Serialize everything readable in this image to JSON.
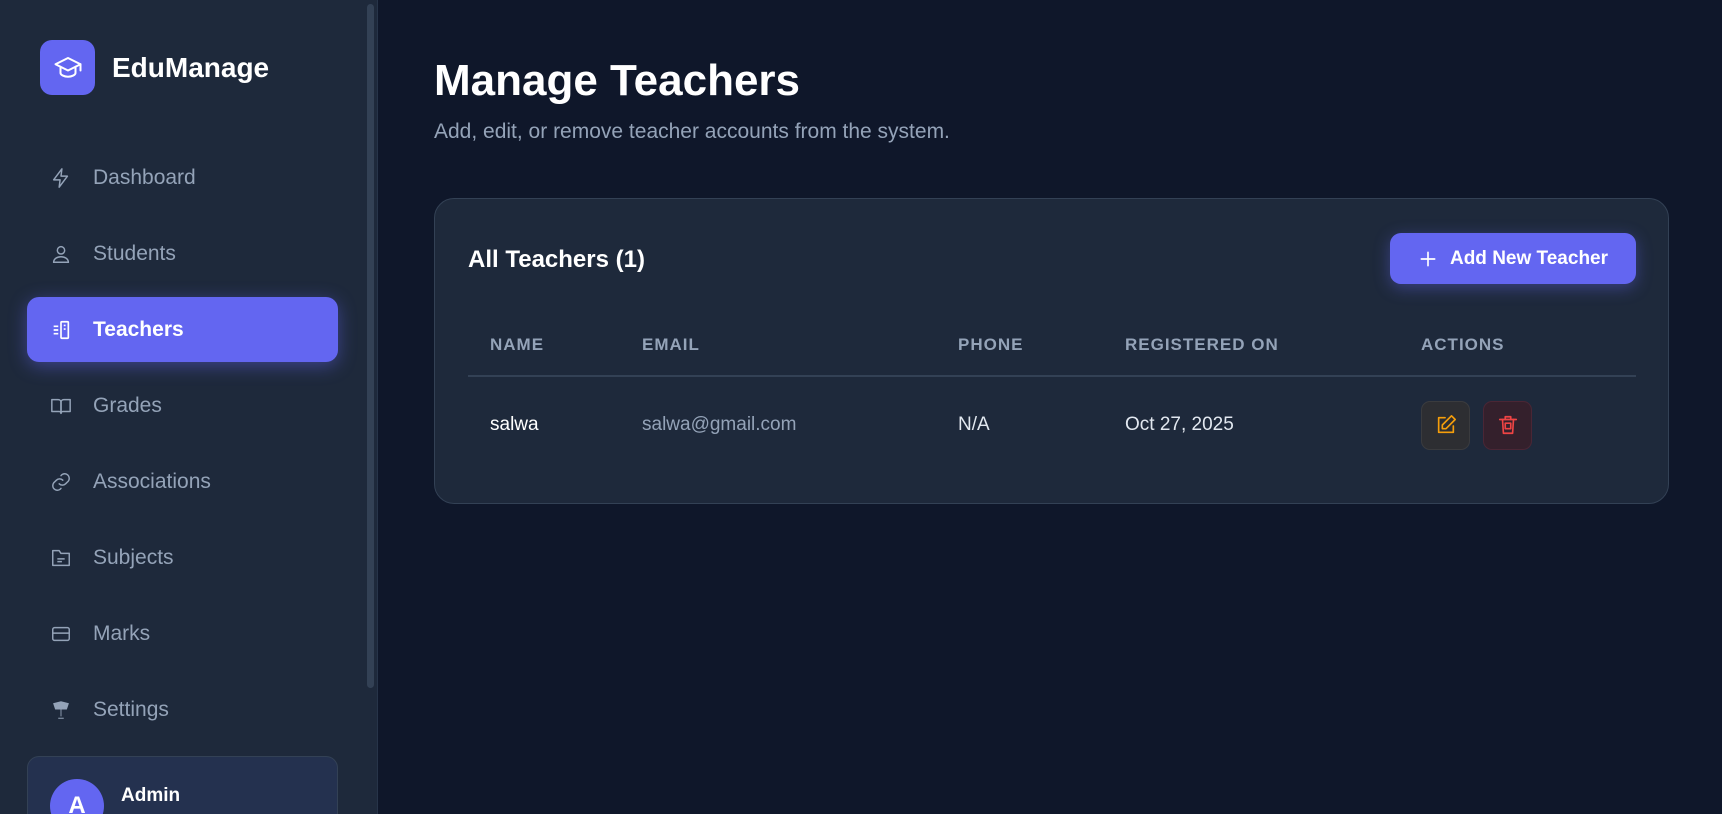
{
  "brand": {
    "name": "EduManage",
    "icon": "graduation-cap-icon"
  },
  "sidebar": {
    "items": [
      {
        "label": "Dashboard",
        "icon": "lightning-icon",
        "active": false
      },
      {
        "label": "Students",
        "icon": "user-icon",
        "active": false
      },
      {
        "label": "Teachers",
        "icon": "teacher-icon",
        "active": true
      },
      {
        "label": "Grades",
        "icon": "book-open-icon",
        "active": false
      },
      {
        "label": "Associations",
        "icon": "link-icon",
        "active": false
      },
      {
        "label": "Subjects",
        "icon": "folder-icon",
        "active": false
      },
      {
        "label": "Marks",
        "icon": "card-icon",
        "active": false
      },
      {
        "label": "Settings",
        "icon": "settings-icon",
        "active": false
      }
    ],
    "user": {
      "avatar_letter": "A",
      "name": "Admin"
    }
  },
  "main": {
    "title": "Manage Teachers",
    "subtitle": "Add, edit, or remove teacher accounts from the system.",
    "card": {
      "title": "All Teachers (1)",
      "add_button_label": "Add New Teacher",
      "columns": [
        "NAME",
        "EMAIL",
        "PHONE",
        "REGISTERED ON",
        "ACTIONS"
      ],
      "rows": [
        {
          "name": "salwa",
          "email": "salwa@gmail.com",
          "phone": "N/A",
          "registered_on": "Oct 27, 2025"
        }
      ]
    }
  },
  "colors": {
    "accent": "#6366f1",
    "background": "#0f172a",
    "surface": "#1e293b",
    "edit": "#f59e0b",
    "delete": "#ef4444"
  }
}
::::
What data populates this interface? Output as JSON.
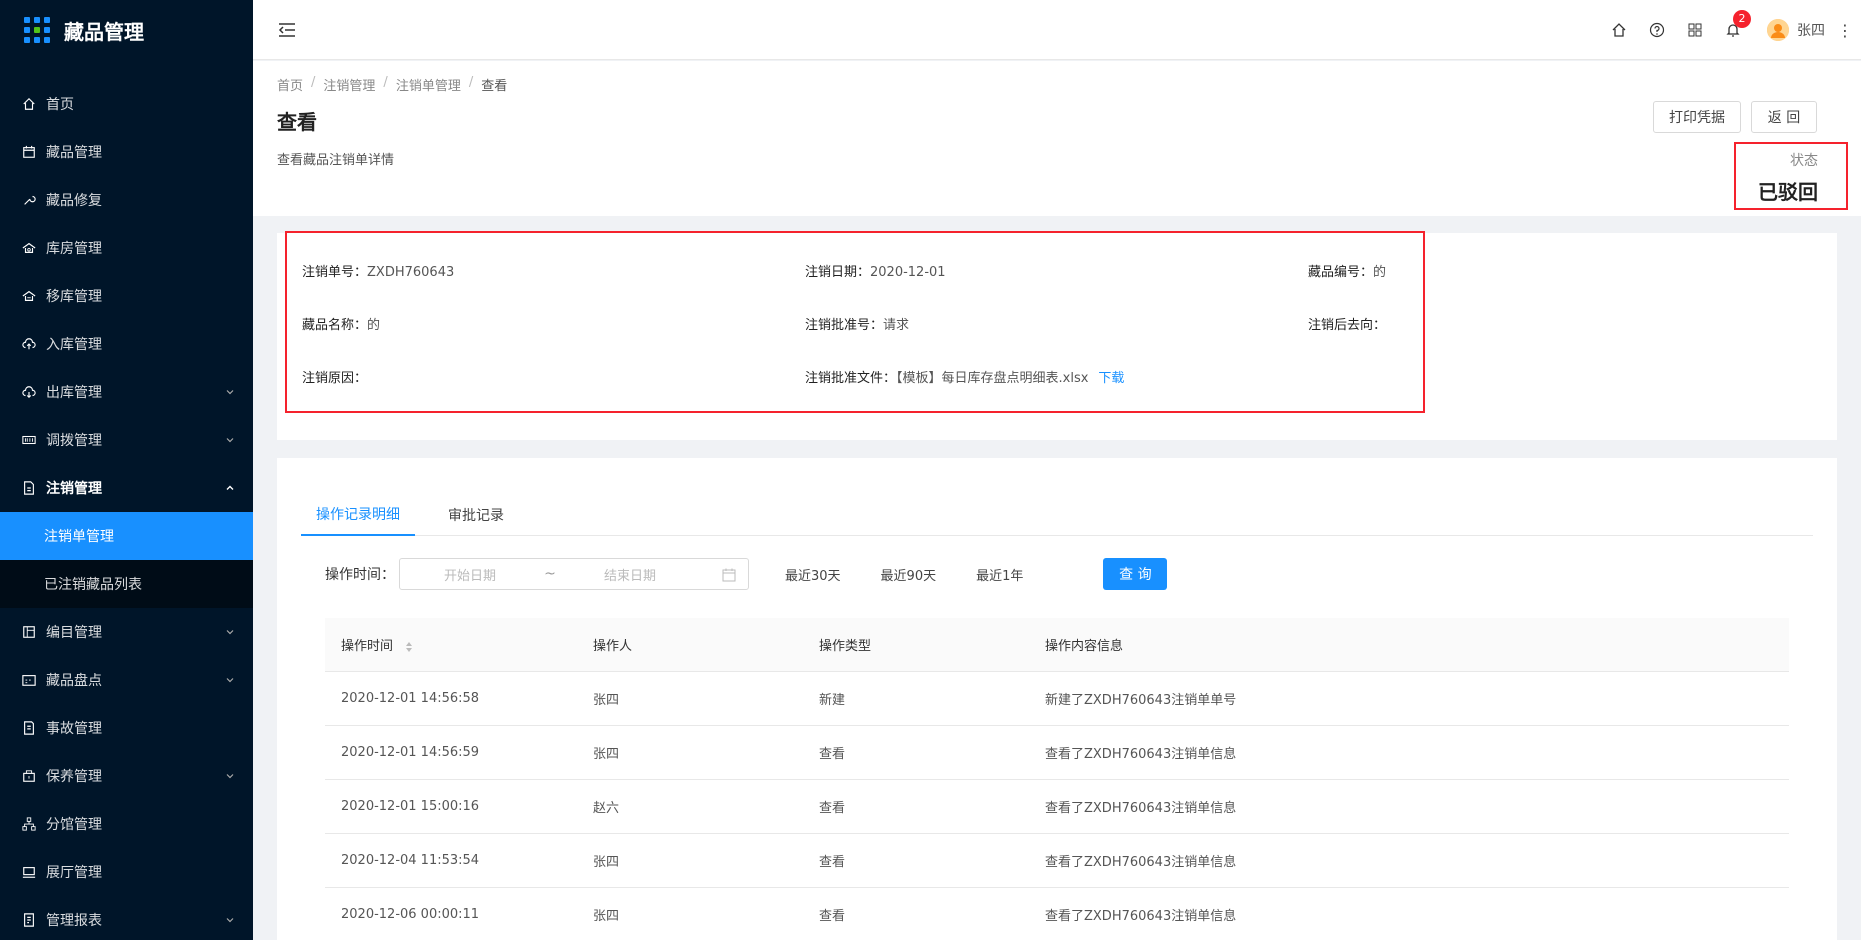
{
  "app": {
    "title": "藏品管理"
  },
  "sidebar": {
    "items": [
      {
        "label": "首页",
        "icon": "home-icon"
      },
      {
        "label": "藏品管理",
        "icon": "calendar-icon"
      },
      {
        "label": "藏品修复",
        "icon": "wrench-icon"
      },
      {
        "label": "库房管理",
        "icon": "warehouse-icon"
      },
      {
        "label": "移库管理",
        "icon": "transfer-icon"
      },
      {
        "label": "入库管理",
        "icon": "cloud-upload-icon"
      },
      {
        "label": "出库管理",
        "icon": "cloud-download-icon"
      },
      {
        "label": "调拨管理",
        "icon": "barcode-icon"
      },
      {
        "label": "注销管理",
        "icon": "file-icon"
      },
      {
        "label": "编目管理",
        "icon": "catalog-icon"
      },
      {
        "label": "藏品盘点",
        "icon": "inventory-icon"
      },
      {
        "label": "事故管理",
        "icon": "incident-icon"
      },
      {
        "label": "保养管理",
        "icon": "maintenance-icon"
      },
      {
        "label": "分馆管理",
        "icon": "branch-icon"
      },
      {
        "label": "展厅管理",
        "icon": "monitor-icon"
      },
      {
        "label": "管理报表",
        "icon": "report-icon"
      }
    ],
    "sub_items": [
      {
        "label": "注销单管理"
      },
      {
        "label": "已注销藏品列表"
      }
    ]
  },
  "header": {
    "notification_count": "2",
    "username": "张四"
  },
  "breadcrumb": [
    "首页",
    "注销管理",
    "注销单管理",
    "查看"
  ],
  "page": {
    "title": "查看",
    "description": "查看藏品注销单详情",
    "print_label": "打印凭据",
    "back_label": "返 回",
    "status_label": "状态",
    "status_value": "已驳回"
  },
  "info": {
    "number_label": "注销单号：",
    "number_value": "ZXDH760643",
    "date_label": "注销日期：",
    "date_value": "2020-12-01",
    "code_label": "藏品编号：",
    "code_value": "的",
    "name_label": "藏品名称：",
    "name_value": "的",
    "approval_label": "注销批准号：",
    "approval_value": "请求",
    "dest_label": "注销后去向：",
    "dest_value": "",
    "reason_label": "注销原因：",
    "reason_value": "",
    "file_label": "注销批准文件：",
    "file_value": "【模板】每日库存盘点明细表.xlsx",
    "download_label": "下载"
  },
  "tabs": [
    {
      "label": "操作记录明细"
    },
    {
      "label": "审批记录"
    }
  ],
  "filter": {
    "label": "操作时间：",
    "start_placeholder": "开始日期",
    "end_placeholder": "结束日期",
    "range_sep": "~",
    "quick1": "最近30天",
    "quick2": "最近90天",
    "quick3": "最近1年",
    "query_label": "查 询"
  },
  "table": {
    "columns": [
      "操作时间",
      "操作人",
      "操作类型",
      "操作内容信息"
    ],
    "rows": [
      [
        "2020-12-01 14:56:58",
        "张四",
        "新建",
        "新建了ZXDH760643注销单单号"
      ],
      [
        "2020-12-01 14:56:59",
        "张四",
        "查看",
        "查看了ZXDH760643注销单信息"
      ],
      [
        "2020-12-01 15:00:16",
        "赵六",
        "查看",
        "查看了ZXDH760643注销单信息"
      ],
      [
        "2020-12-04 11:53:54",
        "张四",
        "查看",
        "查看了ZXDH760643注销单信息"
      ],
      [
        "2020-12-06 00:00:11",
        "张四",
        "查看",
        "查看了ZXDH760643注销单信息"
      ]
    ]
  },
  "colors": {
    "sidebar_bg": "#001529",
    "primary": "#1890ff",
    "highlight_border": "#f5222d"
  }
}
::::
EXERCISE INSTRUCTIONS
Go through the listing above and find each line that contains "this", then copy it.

OUTPUT OF THE TASK
Serialize everything readable in this image to JSON.
What data populates this interface? Output as JSON.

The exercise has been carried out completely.